### Provided data
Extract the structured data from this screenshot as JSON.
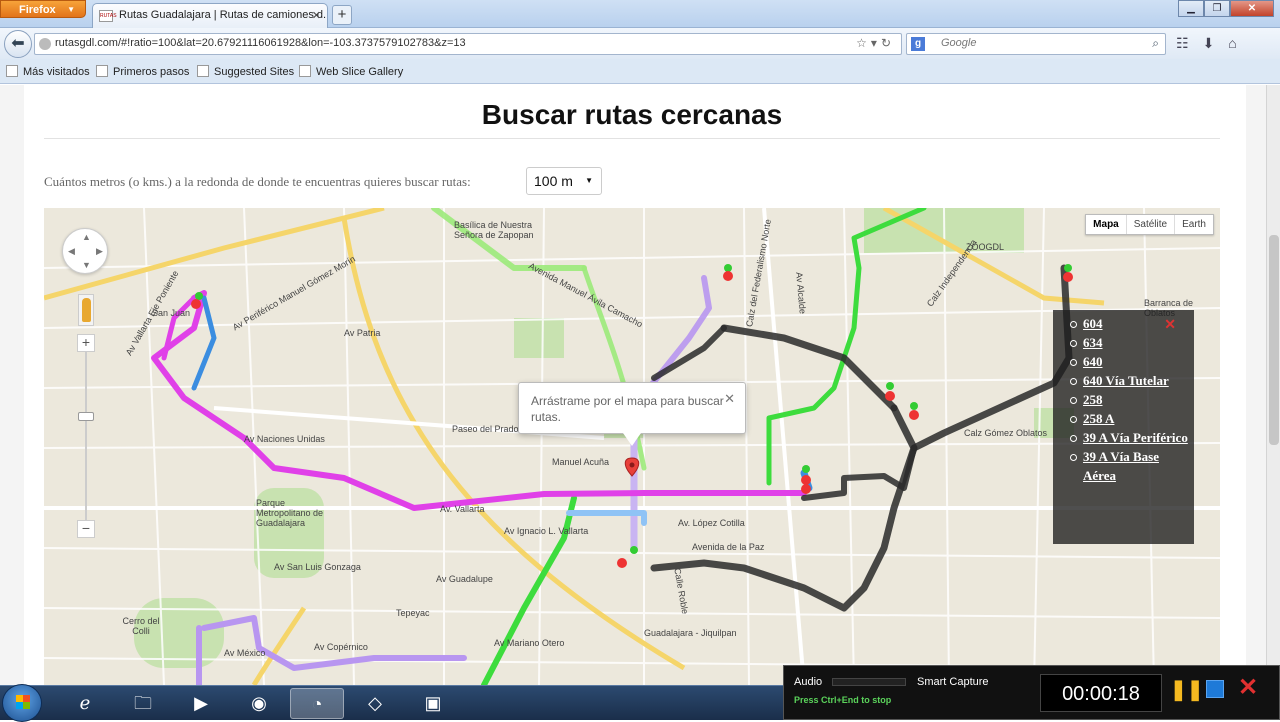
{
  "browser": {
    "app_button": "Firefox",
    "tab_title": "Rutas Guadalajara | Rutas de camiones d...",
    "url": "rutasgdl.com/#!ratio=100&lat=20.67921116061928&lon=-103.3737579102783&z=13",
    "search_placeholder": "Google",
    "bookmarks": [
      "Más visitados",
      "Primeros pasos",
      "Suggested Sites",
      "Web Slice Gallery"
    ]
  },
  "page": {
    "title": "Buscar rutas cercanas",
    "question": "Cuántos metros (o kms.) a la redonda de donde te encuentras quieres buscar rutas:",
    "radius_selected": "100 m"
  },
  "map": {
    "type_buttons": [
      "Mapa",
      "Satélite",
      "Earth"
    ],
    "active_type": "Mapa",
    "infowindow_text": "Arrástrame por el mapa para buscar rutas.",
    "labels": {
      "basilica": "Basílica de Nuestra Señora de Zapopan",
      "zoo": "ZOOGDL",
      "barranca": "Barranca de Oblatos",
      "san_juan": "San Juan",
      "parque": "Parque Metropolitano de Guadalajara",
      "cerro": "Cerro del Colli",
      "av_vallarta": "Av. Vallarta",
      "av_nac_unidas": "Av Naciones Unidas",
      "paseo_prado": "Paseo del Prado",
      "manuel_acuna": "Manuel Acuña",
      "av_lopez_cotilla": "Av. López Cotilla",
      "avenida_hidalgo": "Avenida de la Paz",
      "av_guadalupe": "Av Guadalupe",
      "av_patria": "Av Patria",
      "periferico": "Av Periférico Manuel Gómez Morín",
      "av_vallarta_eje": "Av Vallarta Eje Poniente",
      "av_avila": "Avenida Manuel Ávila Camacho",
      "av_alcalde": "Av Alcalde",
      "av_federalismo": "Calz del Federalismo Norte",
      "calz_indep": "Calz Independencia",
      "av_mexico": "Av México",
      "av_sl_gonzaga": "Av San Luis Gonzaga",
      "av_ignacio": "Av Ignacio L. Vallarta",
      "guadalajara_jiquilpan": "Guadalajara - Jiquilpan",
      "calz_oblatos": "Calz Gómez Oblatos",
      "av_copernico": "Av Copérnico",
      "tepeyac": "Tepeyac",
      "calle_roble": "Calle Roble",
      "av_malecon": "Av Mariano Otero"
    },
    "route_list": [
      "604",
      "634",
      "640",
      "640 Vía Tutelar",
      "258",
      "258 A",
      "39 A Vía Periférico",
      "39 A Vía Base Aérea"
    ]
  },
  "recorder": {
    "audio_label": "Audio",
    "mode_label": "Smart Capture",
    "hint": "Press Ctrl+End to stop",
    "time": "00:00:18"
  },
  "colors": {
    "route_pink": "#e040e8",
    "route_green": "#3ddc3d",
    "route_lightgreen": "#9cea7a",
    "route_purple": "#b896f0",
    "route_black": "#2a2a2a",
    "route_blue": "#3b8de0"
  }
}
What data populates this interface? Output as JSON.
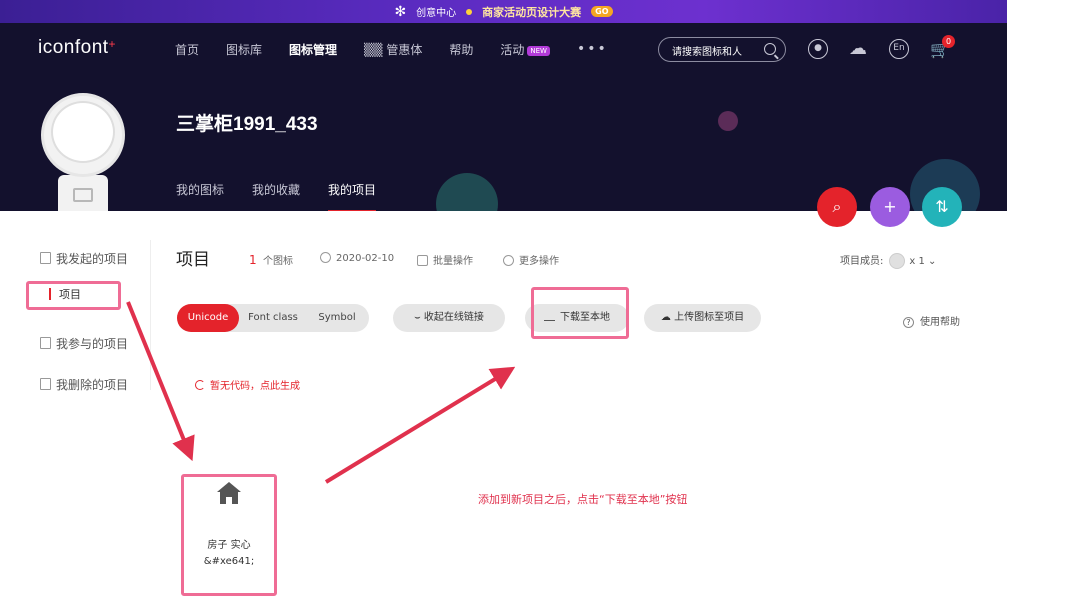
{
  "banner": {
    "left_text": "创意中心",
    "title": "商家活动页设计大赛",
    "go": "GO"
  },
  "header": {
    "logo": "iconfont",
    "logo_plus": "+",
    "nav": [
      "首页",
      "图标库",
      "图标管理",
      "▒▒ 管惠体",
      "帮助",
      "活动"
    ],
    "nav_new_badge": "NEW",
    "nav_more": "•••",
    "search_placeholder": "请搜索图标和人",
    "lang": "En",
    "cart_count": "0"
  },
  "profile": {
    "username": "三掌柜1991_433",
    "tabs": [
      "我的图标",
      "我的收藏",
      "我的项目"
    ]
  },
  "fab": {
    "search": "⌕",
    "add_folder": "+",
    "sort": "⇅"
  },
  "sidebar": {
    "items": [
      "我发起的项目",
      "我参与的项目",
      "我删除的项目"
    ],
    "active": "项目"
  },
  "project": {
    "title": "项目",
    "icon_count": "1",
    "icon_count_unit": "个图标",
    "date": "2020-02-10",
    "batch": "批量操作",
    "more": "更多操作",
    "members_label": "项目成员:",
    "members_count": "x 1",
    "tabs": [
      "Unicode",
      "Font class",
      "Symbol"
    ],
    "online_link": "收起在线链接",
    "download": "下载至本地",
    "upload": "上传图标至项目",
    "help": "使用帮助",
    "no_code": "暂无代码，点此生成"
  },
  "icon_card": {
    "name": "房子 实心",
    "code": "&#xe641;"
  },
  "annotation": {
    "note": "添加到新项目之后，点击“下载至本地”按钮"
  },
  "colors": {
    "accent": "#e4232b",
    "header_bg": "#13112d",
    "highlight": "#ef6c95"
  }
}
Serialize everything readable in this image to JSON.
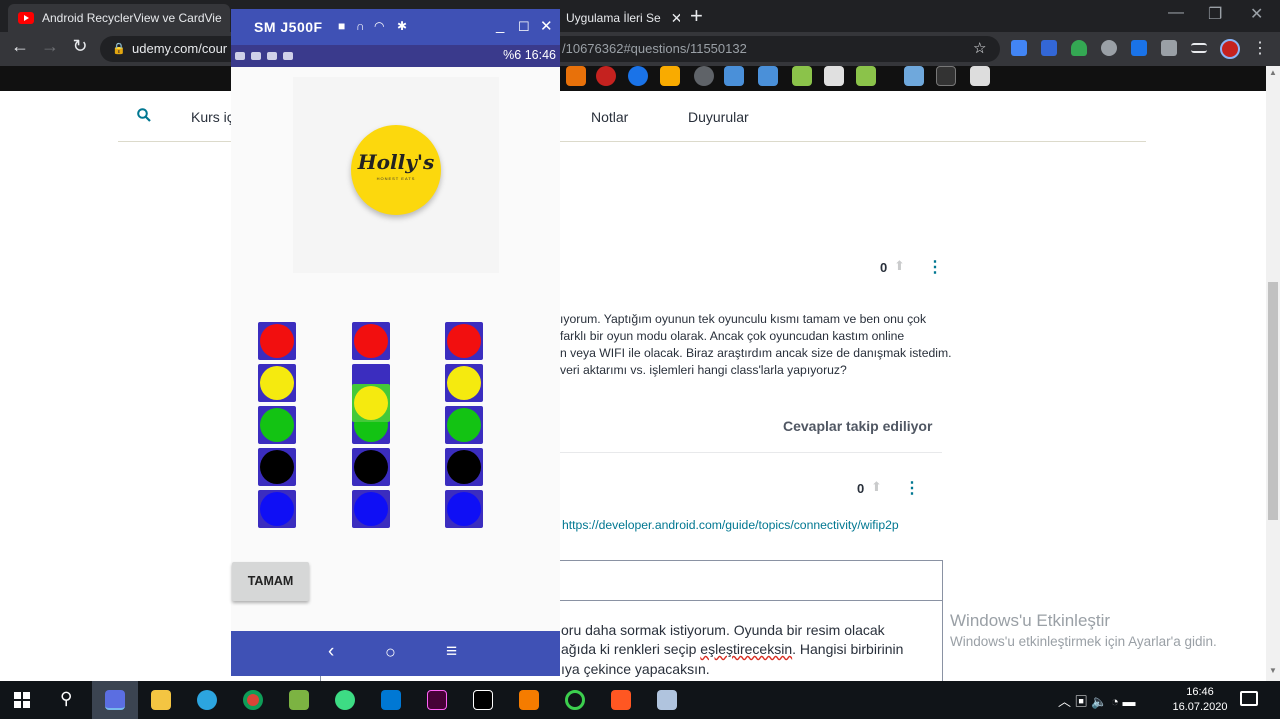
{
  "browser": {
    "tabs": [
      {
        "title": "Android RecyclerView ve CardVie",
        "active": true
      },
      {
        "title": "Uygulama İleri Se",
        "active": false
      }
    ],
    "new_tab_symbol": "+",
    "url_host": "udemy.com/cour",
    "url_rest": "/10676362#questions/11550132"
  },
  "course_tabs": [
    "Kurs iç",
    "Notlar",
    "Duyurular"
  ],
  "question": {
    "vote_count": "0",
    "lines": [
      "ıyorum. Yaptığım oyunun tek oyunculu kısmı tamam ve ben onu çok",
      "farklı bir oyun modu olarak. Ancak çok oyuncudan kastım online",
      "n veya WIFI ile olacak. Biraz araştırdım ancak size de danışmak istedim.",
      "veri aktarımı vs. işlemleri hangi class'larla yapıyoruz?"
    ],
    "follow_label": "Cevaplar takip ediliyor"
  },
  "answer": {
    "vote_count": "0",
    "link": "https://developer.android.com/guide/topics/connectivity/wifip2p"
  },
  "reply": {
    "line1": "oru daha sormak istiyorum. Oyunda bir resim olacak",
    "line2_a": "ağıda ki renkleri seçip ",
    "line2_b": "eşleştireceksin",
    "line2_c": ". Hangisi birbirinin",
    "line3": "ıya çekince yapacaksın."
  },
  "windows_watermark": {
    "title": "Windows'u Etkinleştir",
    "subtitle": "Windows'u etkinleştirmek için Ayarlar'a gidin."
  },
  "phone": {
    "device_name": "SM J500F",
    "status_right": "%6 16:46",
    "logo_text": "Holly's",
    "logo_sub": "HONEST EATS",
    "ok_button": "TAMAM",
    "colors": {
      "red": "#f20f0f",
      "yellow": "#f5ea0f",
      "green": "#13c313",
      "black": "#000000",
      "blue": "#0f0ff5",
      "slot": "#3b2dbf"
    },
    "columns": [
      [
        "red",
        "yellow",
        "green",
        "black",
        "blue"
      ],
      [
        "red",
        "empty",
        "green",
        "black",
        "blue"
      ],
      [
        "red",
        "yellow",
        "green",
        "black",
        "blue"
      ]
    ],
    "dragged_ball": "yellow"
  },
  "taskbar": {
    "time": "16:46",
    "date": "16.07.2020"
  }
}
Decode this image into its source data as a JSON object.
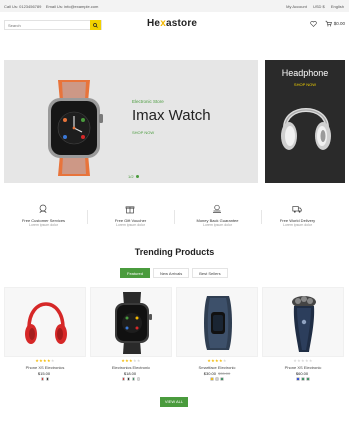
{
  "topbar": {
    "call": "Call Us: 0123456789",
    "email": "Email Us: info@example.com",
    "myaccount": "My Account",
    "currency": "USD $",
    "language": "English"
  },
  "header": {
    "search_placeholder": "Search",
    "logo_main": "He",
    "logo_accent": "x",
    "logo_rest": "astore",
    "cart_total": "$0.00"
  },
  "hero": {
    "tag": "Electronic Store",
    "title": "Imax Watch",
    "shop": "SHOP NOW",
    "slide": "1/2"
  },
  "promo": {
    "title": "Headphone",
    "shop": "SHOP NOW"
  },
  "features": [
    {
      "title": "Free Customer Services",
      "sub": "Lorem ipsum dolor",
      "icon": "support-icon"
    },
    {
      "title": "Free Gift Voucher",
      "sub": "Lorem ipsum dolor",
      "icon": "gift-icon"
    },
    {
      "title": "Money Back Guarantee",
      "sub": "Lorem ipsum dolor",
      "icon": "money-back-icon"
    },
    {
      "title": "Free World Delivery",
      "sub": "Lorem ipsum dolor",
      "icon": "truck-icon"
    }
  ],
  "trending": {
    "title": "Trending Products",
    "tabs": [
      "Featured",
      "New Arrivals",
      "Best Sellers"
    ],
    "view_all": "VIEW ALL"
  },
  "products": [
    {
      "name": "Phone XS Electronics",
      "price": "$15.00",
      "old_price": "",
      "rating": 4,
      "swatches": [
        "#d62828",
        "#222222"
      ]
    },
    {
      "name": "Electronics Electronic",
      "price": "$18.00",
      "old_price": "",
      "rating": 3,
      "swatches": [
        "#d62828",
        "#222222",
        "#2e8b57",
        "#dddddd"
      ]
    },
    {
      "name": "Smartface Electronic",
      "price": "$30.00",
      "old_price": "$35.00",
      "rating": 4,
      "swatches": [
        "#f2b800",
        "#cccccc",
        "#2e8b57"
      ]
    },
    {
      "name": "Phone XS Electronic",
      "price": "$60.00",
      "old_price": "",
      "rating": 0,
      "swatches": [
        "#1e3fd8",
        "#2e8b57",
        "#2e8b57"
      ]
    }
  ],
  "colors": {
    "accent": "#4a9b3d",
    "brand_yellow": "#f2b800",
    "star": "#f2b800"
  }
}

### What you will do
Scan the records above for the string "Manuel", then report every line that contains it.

### Finished task
      "manuel_acuna": "Manuel Acuña",
      "periferico": "Av Periférico Manuel Gómez Morín",
      "av_avila": "Avenida Manuel Ávila Camacho",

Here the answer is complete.